Assigned task:
Copy each line below exactly.
*****
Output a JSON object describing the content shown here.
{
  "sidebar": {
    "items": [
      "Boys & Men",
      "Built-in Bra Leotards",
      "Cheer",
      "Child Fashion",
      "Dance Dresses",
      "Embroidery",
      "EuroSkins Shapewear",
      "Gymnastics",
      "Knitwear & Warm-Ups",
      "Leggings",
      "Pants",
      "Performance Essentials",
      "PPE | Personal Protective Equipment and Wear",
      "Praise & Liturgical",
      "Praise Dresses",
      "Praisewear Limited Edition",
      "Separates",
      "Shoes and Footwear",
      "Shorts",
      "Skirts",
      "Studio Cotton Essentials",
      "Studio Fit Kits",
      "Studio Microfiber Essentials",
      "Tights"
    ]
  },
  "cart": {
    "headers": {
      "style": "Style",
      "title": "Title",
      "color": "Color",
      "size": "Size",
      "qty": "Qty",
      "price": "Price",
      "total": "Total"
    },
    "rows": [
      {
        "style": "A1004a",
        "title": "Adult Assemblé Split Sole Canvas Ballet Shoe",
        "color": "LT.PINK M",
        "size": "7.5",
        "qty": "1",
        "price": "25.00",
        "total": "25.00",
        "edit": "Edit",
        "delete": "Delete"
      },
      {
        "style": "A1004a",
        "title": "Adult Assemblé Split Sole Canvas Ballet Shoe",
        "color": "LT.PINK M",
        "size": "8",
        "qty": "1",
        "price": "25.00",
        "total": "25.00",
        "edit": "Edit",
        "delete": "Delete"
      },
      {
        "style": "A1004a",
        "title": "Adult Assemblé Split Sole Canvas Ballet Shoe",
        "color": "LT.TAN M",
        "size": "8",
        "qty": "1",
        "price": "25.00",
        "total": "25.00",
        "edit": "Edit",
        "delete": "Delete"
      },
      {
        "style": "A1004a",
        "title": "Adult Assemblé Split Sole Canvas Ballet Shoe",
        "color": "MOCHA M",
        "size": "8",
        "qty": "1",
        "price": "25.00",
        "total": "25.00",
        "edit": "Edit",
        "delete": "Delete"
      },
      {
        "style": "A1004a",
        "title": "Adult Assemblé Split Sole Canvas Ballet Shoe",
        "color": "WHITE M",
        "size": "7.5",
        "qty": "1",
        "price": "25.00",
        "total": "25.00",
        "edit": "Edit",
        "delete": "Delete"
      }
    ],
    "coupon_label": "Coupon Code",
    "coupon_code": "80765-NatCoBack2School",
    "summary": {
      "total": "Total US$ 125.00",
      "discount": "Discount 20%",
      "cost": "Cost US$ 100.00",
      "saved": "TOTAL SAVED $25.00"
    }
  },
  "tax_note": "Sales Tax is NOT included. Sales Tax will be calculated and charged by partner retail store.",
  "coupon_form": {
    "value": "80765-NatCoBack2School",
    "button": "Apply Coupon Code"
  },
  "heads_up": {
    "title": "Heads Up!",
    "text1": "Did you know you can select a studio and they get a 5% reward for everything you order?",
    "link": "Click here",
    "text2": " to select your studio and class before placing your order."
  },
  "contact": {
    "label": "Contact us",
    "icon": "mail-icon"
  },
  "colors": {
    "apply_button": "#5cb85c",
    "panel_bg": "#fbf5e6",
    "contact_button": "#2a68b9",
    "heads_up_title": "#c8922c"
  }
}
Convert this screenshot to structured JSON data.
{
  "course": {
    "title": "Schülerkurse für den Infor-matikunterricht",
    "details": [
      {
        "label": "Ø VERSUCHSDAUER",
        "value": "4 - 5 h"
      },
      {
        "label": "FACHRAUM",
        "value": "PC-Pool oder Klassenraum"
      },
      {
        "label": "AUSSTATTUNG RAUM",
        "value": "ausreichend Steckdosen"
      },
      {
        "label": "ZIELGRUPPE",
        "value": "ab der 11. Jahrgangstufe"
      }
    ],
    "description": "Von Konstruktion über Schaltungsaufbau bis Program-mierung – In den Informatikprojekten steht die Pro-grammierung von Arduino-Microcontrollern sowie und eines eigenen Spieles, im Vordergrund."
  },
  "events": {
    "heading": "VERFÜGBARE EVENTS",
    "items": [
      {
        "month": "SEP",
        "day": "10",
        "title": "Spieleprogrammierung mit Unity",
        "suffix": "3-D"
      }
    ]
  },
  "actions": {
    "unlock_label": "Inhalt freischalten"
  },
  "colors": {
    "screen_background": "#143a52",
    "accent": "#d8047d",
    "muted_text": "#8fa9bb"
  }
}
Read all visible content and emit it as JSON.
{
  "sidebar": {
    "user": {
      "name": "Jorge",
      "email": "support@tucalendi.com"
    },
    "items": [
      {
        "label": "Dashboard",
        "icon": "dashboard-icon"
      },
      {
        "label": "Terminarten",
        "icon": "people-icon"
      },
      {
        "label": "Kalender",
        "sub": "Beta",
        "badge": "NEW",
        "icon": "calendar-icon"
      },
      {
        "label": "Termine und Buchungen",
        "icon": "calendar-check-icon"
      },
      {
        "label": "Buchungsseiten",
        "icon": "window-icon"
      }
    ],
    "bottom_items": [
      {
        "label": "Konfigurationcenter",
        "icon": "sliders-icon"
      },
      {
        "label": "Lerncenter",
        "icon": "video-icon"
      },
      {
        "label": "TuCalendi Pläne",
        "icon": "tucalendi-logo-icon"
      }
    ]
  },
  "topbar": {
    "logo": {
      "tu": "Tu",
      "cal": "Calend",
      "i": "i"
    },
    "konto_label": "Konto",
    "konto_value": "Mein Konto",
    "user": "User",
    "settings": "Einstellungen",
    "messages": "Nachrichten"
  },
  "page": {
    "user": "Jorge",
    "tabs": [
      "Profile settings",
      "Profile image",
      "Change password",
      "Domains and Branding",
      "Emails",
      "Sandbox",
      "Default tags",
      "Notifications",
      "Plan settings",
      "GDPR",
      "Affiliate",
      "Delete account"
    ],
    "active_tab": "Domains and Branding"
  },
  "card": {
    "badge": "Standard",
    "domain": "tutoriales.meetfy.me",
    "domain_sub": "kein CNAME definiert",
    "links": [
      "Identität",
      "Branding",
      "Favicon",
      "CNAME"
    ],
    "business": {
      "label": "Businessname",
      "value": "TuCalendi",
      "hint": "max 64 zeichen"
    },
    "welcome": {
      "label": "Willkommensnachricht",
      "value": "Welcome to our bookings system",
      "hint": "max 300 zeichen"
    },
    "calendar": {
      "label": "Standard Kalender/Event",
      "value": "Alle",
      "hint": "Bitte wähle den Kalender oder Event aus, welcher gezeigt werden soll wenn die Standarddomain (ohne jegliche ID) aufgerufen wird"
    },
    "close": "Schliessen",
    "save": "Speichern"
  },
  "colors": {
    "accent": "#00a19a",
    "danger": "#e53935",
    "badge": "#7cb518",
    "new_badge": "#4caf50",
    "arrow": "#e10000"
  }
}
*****
Result:
Output a JSON object describing the content shown here.
{
  "sidebar": {
    "items": [
      "Boys & Men",
      "Built-in Bra Leotards",
      "Cheer",
      "Child Fashion",
      "Dance Dresses",
      "Embroidery",
      "EuroSkins Shapewear",
      "Gymnastics",
      "Knitwear & Warm-Ups",
      "Leggings",
      "Pants",
      "Performance Essentials",
      "PPE | Personal Protective Equipment and Wear",
      "Praise & Liturgical",
      "Praise Dresses",
      "Praisewear Limited Edition",
      "Separates",
      "Shoes and Footwear",
      "Shorts",
      "Skirts",
      "Studio Cotton Essentials",
      "Studio Fit Kits",
      "Studio Microfiber Essentials",
      "Tights"
    ]
  },
  "cart": {
    "headers": {
      "style": "Style",
      "title": "Title",
      "color": "Color",
      "size": "Size",
      "qty": "Qty",
      "price": "Price",
      "total": "Total"
    },
    "rows": [
      {
        "style": "A1004a",
        "title": "Adult Assemblé Split Sole Canvas Ballet Shoe",
        "color": "LT.PINK M",
        "size": "7.5",
        "qty": "1",
        "price": "25.00",
        "total": "25.00",
        "edit": "Edit",
        "delete": "Delete"
      },
      {
        "style": "A1004a",
        "title": "Adult Assemblé Split Sole Canvas Ballet Shoe",
        "color": "LT.PINK M",
        "size": "8",
        "qty": "1",
        "price": "25.00",
        "total": "25.00",
        "edit": "Edit",
        "delete": "Delete"
      },
      {
        "style": "A1004a",
        "title": "Adult Assemblé Split Sole Canvas Ballet Shoe",
        "color": "LT.TAN M",
        "size": "8",
        "qty": "1",
        "price": "25.00",
        "total": "25.00",
        "edit": "Edit",
        "delete": "Delete"
      },
      {
        "style": "A1004a",
        "title": "Adult Assemblé Split Sole Canvas Ballet Shoe",
        "color": "MOCHA M",
        "size": "8",
        "qty": "1",
        "price": "25.00",
        "total": "25.00",
        "edit": "Edit",
        "delete": "Delete"
      },
      {
        "style": "A1004a",
        "title": "Adult Assemblé Split Sole Canvas Ballet Shoe",
        "color": "WHITE M",
        "size": "7.5",
        "qty": "1",
        "price": "25.00",
        "total": "25.00",
        "edit": "Edit",
        "delete": "Delete"
      }
    ],
    "coupon_label": "Coupon Code",
    "coupon_code": "80765-NatCoBack2School",
    "summary": {
      "total": "Total US$ 125.00",
      "discount": "Discount 20%",
      "cost": "Cost US$ 100.00",
      "saved": "TOTAL SAVED $25.00"
    }
  },
  "tax_note": "Sales Tax is NOT included. Sales Tax will be calculated and charged by partner retail store.",
  "coupon_form": {
    "value": "80765-NatCoBack2School",
    "button": "Apply Coupon Code"
  },
  "heads_up": {
    "title": "Heads Up!",
    "text1": "Did you know you can select a studio and they get a 5% reward for everything you order?",
    "link": "Click here",
    "text2": " to select your studio and class before placing your order."
  },
  "contact": {
    "label": "Contact us",
    "icon": "mail-icon"
  },
  "colors": {
    "apply_button": "#5cb85c",
    "panel_bg": "#fbf5e6",
    "contact_button": "#2a68b9",
    "heads_up_title": "#c8922c"
  }
}
Convert this screenshot to structured JSON data.
{
  "course": {
    "title": "Schülerkurse für den Infor-matikunterricht",
    "details": [
      {
        "label": "Ø VERSUCHSDAUER",
        "value": "4 - 5 h"
      },
      {
        "label": "FACHRAUM",
        "value": "PC-Pool oder Klassenraum"
      },
      {
        "label": "AUSSTATTUNG RAUM",
        "value": "ausreichend Steckdosen"
      },
      {
        "label": "ZIELGRUPPE",
        "value": "ab der 11. Jahrgangstufe"
      }
    ],
    "description": "Von Konstruktion über Schaltungsaufbau bis Program-mierung – In den Informatikprojekten steht die Pro-grammierung von Arduino-Microcontrollern sowie und eines eigenen Spieles, im Vordergrund."
  },
  "events": {
    "heading": "VERFÜGBARE EVENTS",
    "items": [
      {
        "month": "SEP",
        "day": "10",
        "title": "Spieleprogrammierung mit Unity",
        "suffix": "3-D"
      }
    ]
  },
  "actions": {
    "unlock_label": "Inhalt freischalten"
  },
  "colors": {
    "screen_background": "#143a52",
    "accent": "#d8047d",
    "muted_text": "#8fa9bb"
  }
}
Read all visible content and emit it as JSON.
{
  "sidebar": {
    "user": {
      "name": "Jorge",
      "email": "support@tucalendi.com"
    },
    "items": [
      {
        "label": "Dashboard",
        "icon": "dashboard-icon"
      },
      {
        "label": "Terminarten",
        "icon": "people-icon"
      },
      {
        "label": "Kalender",
        "sub": "Beta",
        "badge": "NEW",
        "icon": "calendar-icon"
      },
      {
        "label": "Termine und Buchungen",
        "icon": "calendar-check-icon"
      },
      {
        "label": "Buchungsseiten",
        "icon": "window-icon"
      }
    ],
    "bottom_items": [
      {
        "label": "Konfigurationcenter",
        "icon": "sliders-icon"
      },
      {
        "label": "Lerncenter",
        "icon": "video-icon"
      },
      {
        "label": "TuCalendi Pläne",
        "icon": "tucalendi-logo-icon"
      }
    ]
  },
  "topbar": {
    "logo": {
      "tu": "Tu",
      "cal": "Calend",
      "i": "i"
    },
    "konto_label": "Konto",
    "konto_value": "Mein Konto",
    "user": "User",
    "settings": "Einstellungen",
    "messages": "Nachrichten"
  },
  "page": {
    "user": "Jorge",
    "tabs": [
      "Profile settings",
      "Profile image",
      "Change password",
      "Domains and Branding",
      "Emails",
      "Sandbox",
      "Default tags",
      "Notifications",
      "Plan settings",
      "GDPR",
      "Affiliate",
      "Delete account"
    ],
    "active_tab": "Domains and Branding"
  },
  "card": {
    "badge": "Standard",
    "domain": "tutoriales.meetfy.me",
    "domain_sub": "kein CNAME definiert",
    "links": [
      "Identität",
      "Branding",
      "Favicon",
      "CNAME"
    ],
    "business": {
      "label": "Businessname",
      "value": "TuCalendi",
      "hint": "max 64 zeichen"
    },
    "welcome": {
      "label": "Willkommensnachricht",
      "value": "Welcome to our bookings system",
      "hint": "max 300 zeichen"
    },
    "calendar": {
      "label": "Standard Kalender/Event",
      "value": "Alle",
      "hint": "Bitte wähle den Kalender oder Event aus, welcher gezeigt werden soll wenn die Standarddomain (ohne jegliche ID) aufgerufen wird"
    },
    "close": "Schliessen",
    "save": "Speichern"
  },
  "colors": {
    "accent": "#00a19a",
    "danger": "#e53935",
    "badge": "#7cb518",
    "new_badge": "#4caf50",
    "arrow": "#e10000"
  }
}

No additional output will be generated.